§ What you should do: Write out each line of the records that has "author" in it.

Source information section start

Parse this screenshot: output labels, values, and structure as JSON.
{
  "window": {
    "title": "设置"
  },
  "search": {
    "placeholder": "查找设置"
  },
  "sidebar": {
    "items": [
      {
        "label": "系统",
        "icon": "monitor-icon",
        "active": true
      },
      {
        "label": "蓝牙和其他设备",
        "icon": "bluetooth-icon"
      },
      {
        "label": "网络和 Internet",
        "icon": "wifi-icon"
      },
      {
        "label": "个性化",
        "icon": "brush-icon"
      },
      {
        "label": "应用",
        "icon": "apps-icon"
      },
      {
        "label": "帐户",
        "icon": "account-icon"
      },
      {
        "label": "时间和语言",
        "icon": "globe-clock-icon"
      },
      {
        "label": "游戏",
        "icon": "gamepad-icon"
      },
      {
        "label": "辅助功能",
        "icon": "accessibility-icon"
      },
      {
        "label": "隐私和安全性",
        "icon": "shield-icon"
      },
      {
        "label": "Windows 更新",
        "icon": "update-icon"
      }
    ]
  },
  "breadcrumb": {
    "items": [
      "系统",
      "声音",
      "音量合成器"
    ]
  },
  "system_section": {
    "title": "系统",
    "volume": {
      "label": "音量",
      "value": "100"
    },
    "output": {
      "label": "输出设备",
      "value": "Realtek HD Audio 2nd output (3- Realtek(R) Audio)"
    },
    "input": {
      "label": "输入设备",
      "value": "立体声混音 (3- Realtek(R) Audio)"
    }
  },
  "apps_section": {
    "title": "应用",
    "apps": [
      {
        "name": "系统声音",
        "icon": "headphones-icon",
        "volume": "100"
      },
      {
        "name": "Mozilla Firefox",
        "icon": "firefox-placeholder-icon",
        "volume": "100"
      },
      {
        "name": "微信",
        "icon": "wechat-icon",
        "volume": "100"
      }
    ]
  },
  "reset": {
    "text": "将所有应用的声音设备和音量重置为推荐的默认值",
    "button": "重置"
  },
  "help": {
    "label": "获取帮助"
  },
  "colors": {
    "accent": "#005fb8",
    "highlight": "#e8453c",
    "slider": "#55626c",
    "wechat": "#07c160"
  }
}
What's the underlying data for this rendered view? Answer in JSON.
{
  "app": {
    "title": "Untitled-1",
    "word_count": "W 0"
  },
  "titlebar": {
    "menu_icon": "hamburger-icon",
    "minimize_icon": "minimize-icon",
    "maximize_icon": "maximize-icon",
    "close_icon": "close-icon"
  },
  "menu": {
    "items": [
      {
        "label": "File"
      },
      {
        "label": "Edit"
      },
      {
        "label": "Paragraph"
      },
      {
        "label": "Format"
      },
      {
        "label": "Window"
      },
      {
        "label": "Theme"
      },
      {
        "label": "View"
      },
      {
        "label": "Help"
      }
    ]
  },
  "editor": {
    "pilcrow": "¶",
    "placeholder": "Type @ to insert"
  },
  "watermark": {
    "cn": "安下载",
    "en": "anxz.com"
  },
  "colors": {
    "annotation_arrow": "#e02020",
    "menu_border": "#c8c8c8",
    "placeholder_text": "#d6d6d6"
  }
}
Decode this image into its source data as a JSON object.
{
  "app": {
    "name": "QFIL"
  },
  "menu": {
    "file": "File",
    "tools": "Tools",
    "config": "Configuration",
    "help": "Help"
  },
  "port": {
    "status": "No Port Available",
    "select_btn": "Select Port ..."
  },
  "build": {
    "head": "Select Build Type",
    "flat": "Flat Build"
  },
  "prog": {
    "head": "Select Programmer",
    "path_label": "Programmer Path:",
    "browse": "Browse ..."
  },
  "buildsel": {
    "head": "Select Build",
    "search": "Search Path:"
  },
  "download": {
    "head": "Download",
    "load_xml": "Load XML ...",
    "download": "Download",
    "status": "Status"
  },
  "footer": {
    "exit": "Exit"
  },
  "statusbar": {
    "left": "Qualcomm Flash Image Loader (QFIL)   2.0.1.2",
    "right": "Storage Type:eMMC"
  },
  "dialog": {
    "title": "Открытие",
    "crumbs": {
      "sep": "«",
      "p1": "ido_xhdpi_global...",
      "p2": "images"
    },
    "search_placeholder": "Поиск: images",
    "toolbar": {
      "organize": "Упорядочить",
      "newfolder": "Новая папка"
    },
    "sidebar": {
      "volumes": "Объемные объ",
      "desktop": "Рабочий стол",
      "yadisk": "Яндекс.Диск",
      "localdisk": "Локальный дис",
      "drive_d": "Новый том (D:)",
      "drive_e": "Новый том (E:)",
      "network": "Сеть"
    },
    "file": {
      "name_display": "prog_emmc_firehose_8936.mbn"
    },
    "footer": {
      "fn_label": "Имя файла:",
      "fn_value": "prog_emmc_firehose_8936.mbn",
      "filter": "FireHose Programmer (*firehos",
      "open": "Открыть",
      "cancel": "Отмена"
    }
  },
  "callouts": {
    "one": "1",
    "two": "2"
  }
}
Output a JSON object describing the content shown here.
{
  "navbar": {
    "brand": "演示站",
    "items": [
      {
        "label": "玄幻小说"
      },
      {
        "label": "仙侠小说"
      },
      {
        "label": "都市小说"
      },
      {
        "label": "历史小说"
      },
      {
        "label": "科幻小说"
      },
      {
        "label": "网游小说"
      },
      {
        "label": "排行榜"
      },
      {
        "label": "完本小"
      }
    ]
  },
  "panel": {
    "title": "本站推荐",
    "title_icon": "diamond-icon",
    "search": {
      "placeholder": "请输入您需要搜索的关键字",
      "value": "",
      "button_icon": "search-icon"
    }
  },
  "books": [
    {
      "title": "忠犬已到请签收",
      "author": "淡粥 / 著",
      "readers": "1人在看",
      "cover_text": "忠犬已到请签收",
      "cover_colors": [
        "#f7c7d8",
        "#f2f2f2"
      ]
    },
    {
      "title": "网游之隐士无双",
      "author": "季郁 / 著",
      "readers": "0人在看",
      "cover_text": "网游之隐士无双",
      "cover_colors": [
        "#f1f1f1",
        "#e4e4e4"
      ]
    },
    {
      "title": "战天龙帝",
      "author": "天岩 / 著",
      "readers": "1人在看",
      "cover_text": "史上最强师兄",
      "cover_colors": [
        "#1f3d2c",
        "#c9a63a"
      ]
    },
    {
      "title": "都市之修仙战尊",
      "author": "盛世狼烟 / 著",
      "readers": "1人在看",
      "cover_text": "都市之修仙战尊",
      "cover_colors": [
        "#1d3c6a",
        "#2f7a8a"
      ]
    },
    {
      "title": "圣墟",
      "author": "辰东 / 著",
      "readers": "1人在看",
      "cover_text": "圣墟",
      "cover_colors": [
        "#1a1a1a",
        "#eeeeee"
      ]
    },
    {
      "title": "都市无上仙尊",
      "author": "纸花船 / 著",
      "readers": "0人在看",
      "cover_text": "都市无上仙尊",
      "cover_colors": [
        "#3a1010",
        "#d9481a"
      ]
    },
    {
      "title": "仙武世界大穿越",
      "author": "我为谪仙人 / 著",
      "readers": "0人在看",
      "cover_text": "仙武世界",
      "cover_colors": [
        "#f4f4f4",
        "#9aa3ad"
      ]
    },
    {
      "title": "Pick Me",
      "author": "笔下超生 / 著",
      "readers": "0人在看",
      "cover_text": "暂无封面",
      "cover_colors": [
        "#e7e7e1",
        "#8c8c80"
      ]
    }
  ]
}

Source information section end

§ Finished exercise:
      "author": "淡粥 / 著",
      "author": "季郁 / 著",
      "author": "天岩 / 著",
      "author": "盛世狼烟 / 著",
      "author": "辰东 / 著",
      "author": "纸花船 / 著",
      "author": "我为谪仙人 / 著",
      "author": "笔下超生 / 著",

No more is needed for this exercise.